Last year I transferred from the inpatient surgery department to work in the outpatient surgery center of our great hospital. From the first day, I was asked to fill the position of “relief charge” of the department. (Please review my earlier chapters of “why I don’t do charge” to fully understand why this may be a problem). About the second or third day, I noticed that the clocks were not accurate. There was a clock at the charge desk, in front of the charge desk, at the end of the hallway, in the service lead office, and in each and every surgical suite. None of the “functioning” clocks had accurate time. They were anywhere from ten minutes to several hours off from the actual time. I don’t want to obsess, but not having a single accurate clock in the department irritated me to no end. I know I should just let things alone, but my OCD just wouldn’t let me have peace. I called the maintenance department, my manager, and anyone else that I could think of to get the clocks working again.
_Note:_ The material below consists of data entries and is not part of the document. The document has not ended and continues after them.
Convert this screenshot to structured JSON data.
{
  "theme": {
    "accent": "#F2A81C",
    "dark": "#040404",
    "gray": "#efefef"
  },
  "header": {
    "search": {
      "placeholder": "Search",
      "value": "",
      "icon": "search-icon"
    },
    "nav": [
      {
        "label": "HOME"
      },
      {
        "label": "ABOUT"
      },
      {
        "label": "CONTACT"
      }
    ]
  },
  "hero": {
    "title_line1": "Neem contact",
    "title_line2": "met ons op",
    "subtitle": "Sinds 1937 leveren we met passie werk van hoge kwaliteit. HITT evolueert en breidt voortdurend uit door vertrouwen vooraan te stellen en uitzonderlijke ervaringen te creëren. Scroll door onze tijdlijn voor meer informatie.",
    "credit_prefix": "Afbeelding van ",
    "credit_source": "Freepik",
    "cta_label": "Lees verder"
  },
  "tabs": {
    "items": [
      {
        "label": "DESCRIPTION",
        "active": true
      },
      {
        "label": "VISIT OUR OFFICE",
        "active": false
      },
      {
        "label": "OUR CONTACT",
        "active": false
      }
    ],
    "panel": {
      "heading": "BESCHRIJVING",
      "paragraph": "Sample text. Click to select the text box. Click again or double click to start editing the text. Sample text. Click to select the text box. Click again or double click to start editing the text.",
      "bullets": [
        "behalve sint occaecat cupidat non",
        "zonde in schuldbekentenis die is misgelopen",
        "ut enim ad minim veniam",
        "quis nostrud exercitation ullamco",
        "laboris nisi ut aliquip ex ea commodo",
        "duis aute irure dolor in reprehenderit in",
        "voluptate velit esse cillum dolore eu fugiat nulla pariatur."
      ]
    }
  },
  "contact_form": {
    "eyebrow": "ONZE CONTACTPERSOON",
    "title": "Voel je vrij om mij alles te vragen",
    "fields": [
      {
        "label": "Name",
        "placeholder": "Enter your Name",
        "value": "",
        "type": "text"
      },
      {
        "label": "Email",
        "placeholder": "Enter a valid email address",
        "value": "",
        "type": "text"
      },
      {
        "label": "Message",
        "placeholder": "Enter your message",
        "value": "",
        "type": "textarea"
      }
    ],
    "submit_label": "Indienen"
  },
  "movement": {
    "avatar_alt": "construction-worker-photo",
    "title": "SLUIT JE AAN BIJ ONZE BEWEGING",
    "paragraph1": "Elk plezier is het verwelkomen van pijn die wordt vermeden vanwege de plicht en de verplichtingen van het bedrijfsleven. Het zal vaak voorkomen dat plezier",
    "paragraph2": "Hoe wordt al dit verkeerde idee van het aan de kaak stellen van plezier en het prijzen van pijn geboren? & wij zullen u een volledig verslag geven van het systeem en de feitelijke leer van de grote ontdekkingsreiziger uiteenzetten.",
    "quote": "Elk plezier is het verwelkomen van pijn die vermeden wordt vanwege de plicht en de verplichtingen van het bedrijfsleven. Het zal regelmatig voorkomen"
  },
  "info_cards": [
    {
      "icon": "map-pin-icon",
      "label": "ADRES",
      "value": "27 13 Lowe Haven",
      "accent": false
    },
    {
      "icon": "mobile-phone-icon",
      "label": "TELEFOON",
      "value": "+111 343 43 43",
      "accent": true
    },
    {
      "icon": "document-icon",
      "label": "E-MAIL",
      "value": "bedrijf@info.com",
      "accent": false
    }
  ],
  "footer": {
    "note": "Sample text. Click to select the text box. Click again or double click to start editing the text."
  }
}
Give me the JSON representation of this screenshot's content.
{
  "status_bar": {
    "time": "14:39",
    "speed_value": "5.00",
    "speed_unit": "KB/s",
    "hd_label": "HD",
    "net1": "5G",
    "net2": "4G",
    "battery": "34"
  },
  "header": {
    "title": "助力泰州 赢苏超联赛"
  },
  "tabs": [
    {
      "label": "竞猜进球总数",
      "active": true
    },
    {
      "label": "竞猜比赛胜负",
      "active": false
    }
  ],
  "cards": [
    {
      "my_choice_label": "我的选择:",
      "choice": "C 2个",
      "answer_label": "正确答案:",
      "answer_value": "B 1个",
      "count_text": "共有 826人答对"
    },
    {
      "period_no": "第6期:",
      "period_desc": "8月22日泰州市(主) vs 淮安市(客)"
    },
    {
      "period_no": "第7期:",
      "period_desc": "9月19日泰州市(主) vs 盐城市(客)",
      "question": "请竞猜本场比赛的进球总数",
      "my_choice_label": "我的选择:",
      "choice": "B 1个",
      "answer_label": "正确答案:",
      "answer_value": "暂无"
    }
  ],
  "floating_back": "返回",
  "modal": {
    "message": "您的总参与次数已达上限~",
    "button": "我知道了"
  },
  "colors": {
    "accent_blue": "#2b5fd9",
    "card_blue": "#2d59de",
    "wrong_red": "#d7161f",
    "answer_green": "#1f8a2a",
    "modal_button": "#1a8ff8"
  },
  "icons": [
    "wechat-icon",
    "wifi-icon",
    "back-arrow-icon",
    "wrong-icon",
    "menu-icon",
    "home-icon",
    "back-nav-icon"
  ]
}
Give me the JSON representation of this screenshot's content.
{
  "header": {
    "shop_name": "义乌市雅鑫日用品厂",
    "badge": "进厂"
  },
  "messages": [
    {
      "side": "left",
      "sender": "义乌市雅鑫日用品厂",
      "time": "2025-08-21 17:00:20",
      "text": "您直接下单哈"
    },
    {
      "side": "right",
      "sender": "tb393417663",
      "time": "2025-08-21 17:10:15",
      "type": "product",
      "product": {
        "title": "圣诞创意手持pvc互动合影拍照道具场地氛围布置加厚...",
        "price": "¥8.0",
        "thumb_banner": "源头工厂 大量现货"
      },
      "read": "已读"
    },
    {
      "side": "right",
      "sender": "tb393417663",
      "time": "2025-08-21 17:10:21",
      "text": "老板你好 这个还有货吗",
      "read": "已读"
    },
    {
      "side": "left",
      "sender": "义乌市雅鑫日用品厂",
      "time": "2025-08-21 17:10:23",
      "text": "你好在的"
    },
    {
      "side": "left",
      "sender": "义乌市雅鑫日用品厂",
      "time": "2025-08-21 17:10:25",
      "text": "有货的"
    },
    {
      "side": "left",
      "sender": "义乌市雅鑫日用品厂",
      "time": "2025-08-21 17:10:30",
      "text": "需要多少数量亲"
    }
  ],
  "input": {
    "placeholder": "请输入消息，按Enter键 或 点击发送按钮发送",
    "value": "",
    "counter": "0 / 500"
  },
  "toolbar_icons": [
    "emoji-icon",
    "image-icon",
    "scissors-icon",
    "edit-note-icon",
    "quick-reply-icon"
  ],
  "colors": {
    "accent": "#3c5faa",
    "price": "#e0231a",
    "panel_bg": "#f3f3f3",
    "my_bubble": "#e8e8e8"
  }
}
After a week of frustration, I decided to fix them myself. I counted up the clocks that were hopeless and bought (with my own money at Staples) black office clocks that looked exactly like the broken ones. I replaced the batteries to the clocks that had a dead battery, corrected the ones that were off by a few minutes and replaced the broken ones. About another month went by and life was good. All the clocks were reading the same time. Then out of the blue, somewhat nervous gentleman with an official looking clip board came into the department and asked for the “charge nurse” … me. He asked, “do you know who messed with these clocks?” I said, “well, yes I do… I did” With a pained look on his face, he said, “oh, you shouldn’t have done that. That was very bad. These clocks were expensive and very delicate.” I was predicting some sort of reaction from someone deep in the bureaucracy. “I saved all of the clocks that were non-functional… they’re in a pile in the storage room.” He went in and looked at the broken clocks, shook his head and stormed off. The very next day, I was called to my managers office for a meeting with a representative from the HR department.
I was a GMAC mechanic and a machinist prior to going to nursing school and my rebel clock repair rampage consisted of only replacing dead batteries… it didn’t matter. They said that I was subject to disciplinary action for “working out of my scope of practice”. The court adjourned and the ruling party said that I was “no clock expert” and “had no special training in clock service”. The official “Union Certified Clock Tender” had filed a complaint with the union and I was somehow, on the hot seat for my “rouge behavior”. Needless to say, I haven’t seen this guy again and all but three of the clocks in my department are still on time… and I don’t care. (I wear a watch now).